▼
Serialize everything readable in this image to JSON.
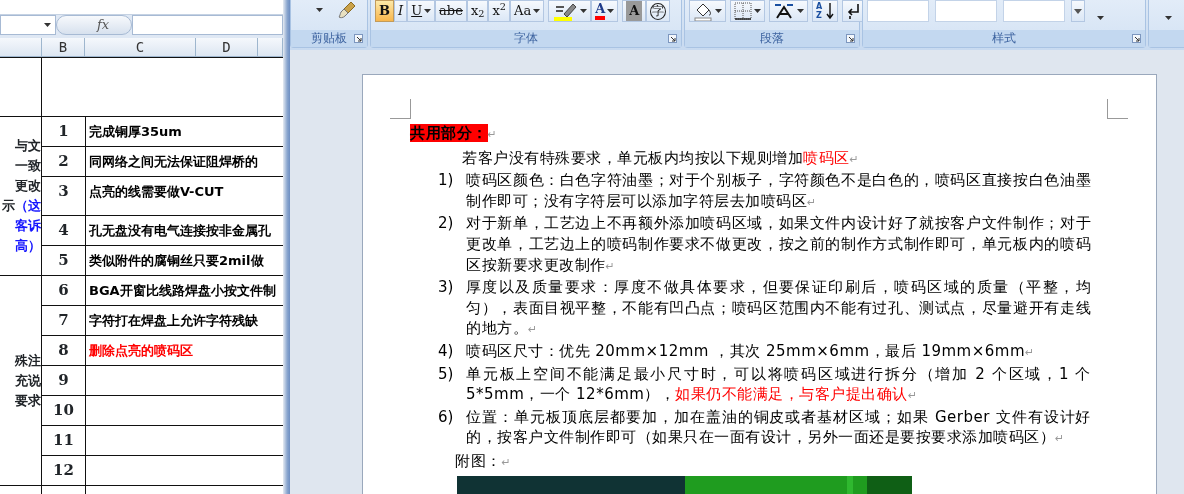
{
  "excel": {
    "formula_button": "fx",
    "column_headers": [
      "B",
      "C",
      "D"
    ],
    "groups": [
      {
        "label_lines": [
          [
            {
              "text": "与文",
              "accent": false
            }
          ],
          [
            {
              "text": "一致",
              "accent": false
            }
          ],
          [
            {
              "text": "更改",
              "accent": false
            }
          ],
          [
            {
              "text": "示",
              "accent": false
            },
            {
              "text": "（这",
              "accent": true
            }
          ],
          [
            {
              "text": "客诉",
              "accent": true
            }
          ],
          [
            {
              "text": "高）",
              "accent": true
            }
          ]
        ],
        "rows": [
          {
            "number": "1",
            "text": "完成铜厚35um",
            "accent": false
          },
          {
            "number": "2",
            "text": "同网络之间无法保证阻焊桥的",
            "accent": false
          },
          {
            "number": "3",
            "text": "点亮的线需要做V-CUT",
            "accent": false
          },
          {
            "number": "4",
            "text": "孔无盘没有电气连接按非金属孔",
            "accent": false
          },
          {
            "number": "5",
            "text": "类似附件的腐铜丝只要2mil做",
            "accent": false
          }
        ]
      },
      {
        "label_lines": [
          [
            {
              "text": "殊注",
              "accent": false
            }
          ],
          [
            {
              "text": "充说",
              "accent": false
            }
          ],
          [
            {
              "text": "要求",
              "accent": false
            }
          ]
        ],
        "rows": [
          {
            "number": "6",
            "text": "BGA开窗比线路焊盘小按文件制",
            "accent": false
          },
          {
            "number": "7",
            "text": "字符打在焊盘上允许字符残缺",
            "accent": false
          },
          {
            "number": "8",
            "text": "删除点亮的喷码区",
            "accent": true
          },
          {
            "number": "9"
          },
          {
            "number": "10"
          },
          {
            "number": "11"
          },
          {
            "number": "12"
          }
        ]
      }
    ]
  },
  "ribbon": {
    "groups": [
      {
        "label": "剪贴板",
        "launcher": true,
        "controls": [
          {
            "kind": "paste",
            "dropdown": true
          },
          {
            "kind": "brush",
            "dropdown": false
          }
        ]
      },
      {
        "label": "字体",
        "launcher": true,
        "controls": [
          {
            "kind": "bold",
            "text": "B",
            "selected": true,
            "dropdown": false
          },
          {
            "kind": "italic",
            "text": "I",
            "selected": false,
            "dropdown": false
          },
          {
            "kind": "underline",
            "text": "U",
            "selected": false,
            "dropdown": true
          },
          {
            "kind": "strike",
            "text": "abe",
            "selected": false,
            "dropdown": false
          },
          {
            "kind": "plain",
            "text": "x$_{2}$",
            "selected": false,
            "dropdown": false
          },
          {
            "kind": "plain",
            "text": "x$^{2}$",
            "selected": false,
            "dropdown": false
          },
          {
            "kind": "plain",
            "text": "Aa",
            "selected": false,
            "dropdown": true
          },
          {
            "kind": "separator"
          },
          {
            "kind": "highlighter",
            "color": "#ffff00",
            "dropdown": true
          },
          {
            "kind": "color-glyph",
            "text": "A",
            "color": "#ff0000",
            "dropdown": true
          },
          {
            "kind": "separator"
          },
          {
            "kind": "shaded",
            "text": "A",
            "selected": false,
            "dropdown": false
          },
          {
            "kind": "enclosed",
            "text": "字",
            "selected": false,
            "dropdown": false
          }
        ]
      },
      {
        "label": "段落",
        "launcher": true,
        "controls": [
          {
            "kind": "bucket",
            "dropdown": true
          },
          {
            "kind": "borders",
            "dropdown": true
          },
          {
            "kind": "layout",
            "dropdown": true
          },
          {
            "kind": "sort",
            "text": "AZ",
            "dropdown": false
          },
          {
            "kind": "marks",
            "dropdown": false
          }
        ]
      },
      {
        "label": "样式",
        "launcher": true,
        "controls": [
          {
            "kind": "gallery"
          },
          {
            "kind": "gallery"
          },
          {
            "kind": "gallery"
          },
          {
            "kind": "scroll"
          },
          {
            "kind": "caret"
          }
        ]
      },
      {
        "controls": [
          {
            "kind": "caret"
          }
        ]
      }
    ]
  },
  "document": {
    "heading": {
      "text": "共用部分：",
      "end_mark": "↵"
    },
    "intro": {
      "segments": [
        {
          "text": "若客户没有特殊要求，单元板内均按以下规则增加",
          "accent": false
        },
        {
          "text": "喷码区",
          "accent": true
        }
      ],
      "end_mark": "↵"
    },
    "items": [
      {
        "number": "1)",
        "segments": [
          {
            "text": "喷码区颜色：白色字符油墨；对于个别板子，字符颜色不是白色的，喷码区直接按白色油墨制作即可；没有字符层可以添加字符层去加喷码区",
            "accent": false
          }
        ],
        "end_mark": "↵"
      },
      {
        "number": "2)",
        "segments": [
          {
            "text": "对于新单，工艺边上不再额外添加喷码区域，如果文件内设计好了就按客户文件制作；对于更改单，工艺边上的喷码制作要求不做更改，按之前的制作方式制作即可，单元板内的喷码区按新要求更改制作",
            "accent": false
          }
        ],
        "end_mark": "↵"
      },
      {
        "number": "3)",
        "segments": [
          {
            "text": "厚度以及质量要求：厚度不做具体要求，但要保证印刷后，喷码区域的质量（平整，均匀），表面目视平整，不能有凹凸点；喷码区范围内不能有过孔、测试点，尽量避开有走线的地方。",
            "accent": false
          }
        ],
        "end_mark": "↵"
      },
      {
        "number": "4)",
        "segments": [
          {
            "text": "喷码区尺寸：优先 20mm×12mm ，其次 25mm×6mm，最后 19mm×6mm",
            "accent": false
          }
        ],
        "end_mark": "↵"
      },
      {
        "number": "5)",
        "segments": [
          {
            "text": "单元板上空间不能满足最小尺寸时，可以将喷码区域进行拆分（增加 2 个区域，1 个 5*5mm，一个 12*6mm），",
            "accent": false
          },
          {
            "text": "如果仍不能满足，与客户提出确认",
            "accent": true
          }
        ],
        "end_mark": "↵"
      },
      {
        "number": "6)",
        "segments": [
          {
            "text": "位置：单元板顶底层都要加，加在盖油的铜皮或者基材区域；如果 Gerber 文件有设计好的，按客户文件制作即可（如果只在一面有设计，另外一面还是要按要求添加喷码区）",
            "accent": false
          }
        ],
        "end_mark": "↵"
      }
    ],
    "figure_label": {
      "text": "附图：",
      "end_mark": "↵"
    }
  }
}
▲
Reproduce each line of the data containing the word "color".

            "color": "#ffff00",
            "kind": "color-glyph",
            "color": "#ff0000",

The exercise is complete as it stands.